When is it a good idea to have a deposition in my divorce proceeding? A deposition is a form of discovery that is used to gather information that is relevant to the case. This is a way to gather information about the case before the trial begins. This allows the parties to use the facts and evidence that they find in a deposition to help their case at trial. Depositions can generally be used in all lawsuits, especially in contested, but not necessarily uncontested divorces.
In a deposition an attorney from one party will ask a witness a series of questions. This allows for the parties to learn all of the relevant facts before the case is litigated so that each party has an idea as to what is going on and no one is surprised at trial. A deposition can also be a way to encourage a settlement before the case goes to trial. Each deposition is different depending on the specific facts of the case.
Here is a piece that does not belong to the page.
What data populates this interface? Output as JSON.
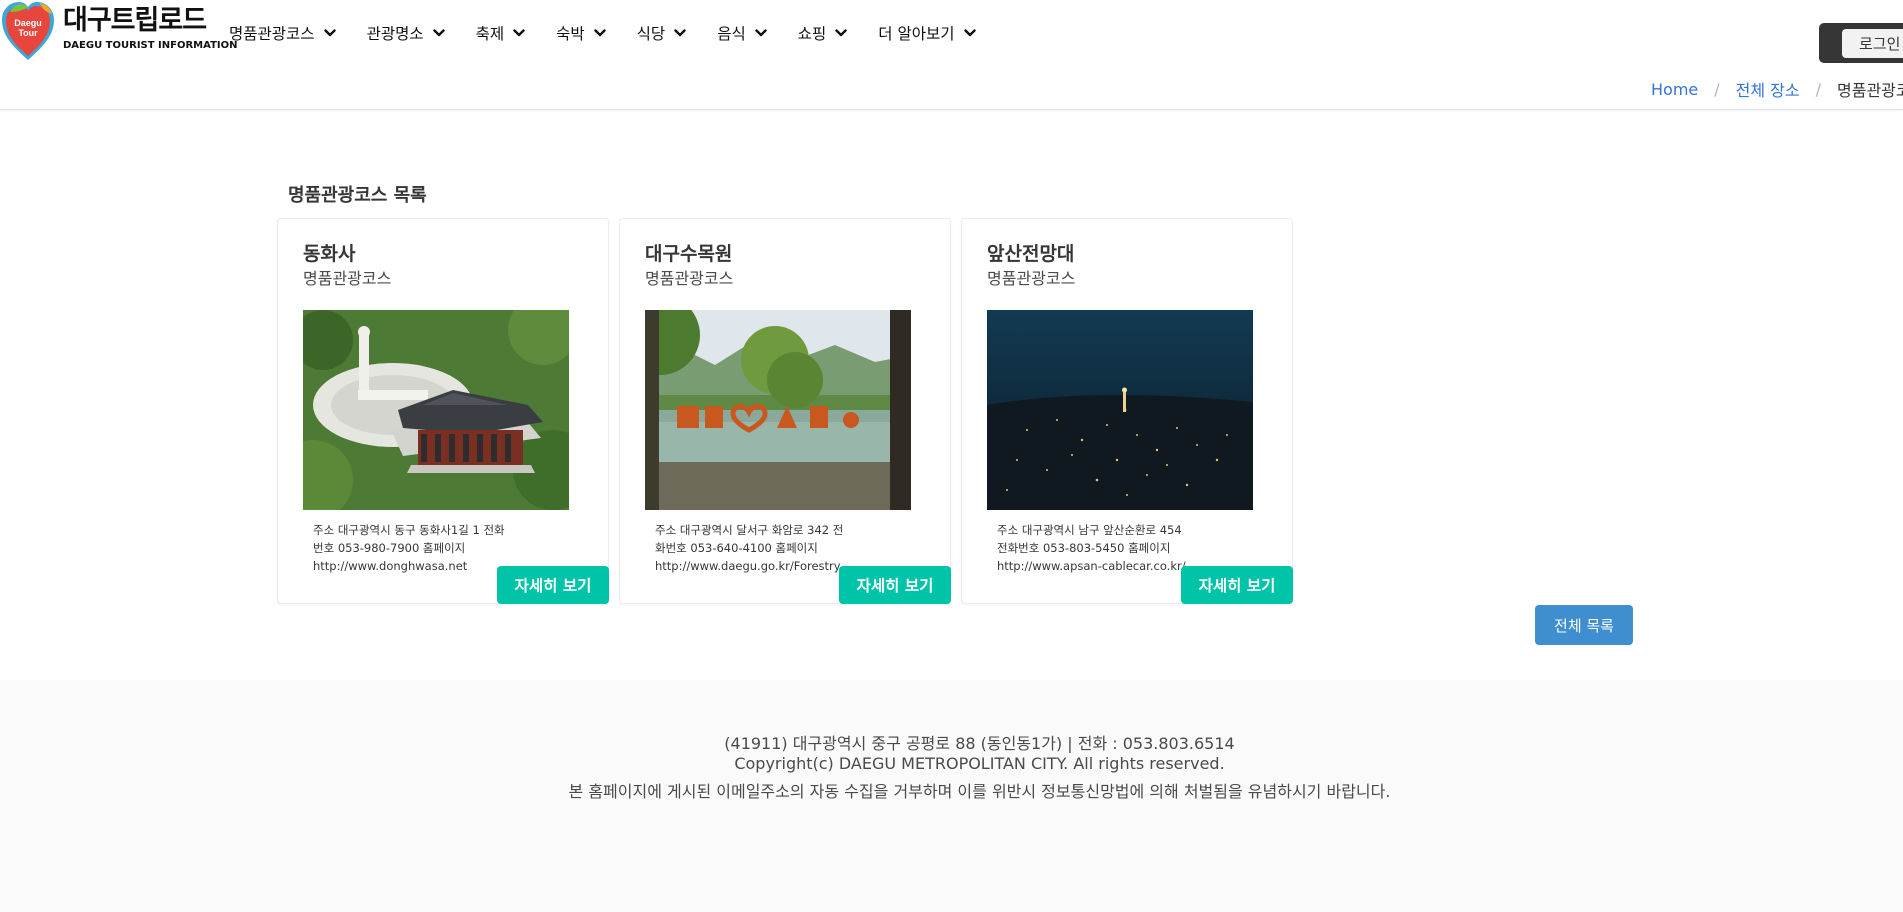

A deposition can be especially helpful in a divorce case where each and every fact is very important to the outcome of the case. Witnesses are also very important in divorce cases because divorces can be very personal and involve many interconnected parties. A deposition is a great way for one party to gather all of these personal facts and have them on the record in the event that the divorce is contested and the parties go to court to let a judge decide. There are many times where a deposition is needed in a Jefferson County divorce.
Depositions are commonly used when the parties are in a child custody dispute. It is usual for each spouse to be deposed, along with any other family members or friends that may have any information about each spouse and their relationship with the children in question. Depositions are also often used when there is a considerable amount of marital assets to be distributed.
Depositions are also used when one spouse thinks that the other spouse has been dishonest or that they may have something to hide. By using a deposition, the spouse may be able to find out more information about what the spouse has been doing, especially if the divorce is a product of one spouse’s dishonesty. You should consult a local divorce attorney in Trussville, or wherever you live, if you expect to go through a contested divorce.
If you think that there are certain facts that you could obtain through a deposition to help your case if it were to go to trial, you should discuss the possibility with your attorney. A deposition may make a big difference in what kind of order you get in your divorce. An experienced Birmingham divorce attorney can walk you through the steps of a complex contested divorce.
Attorney Steven A. Harris regularly blogs in the areas of family law, bankruptcy, probate, and real estate closings on this website. Mr. Harris tries to provide informative information to the public in easily digestible formats. Hopefully you enjoyed this article and feel free to supply feedback. We appreciate our readers & love to hear from you!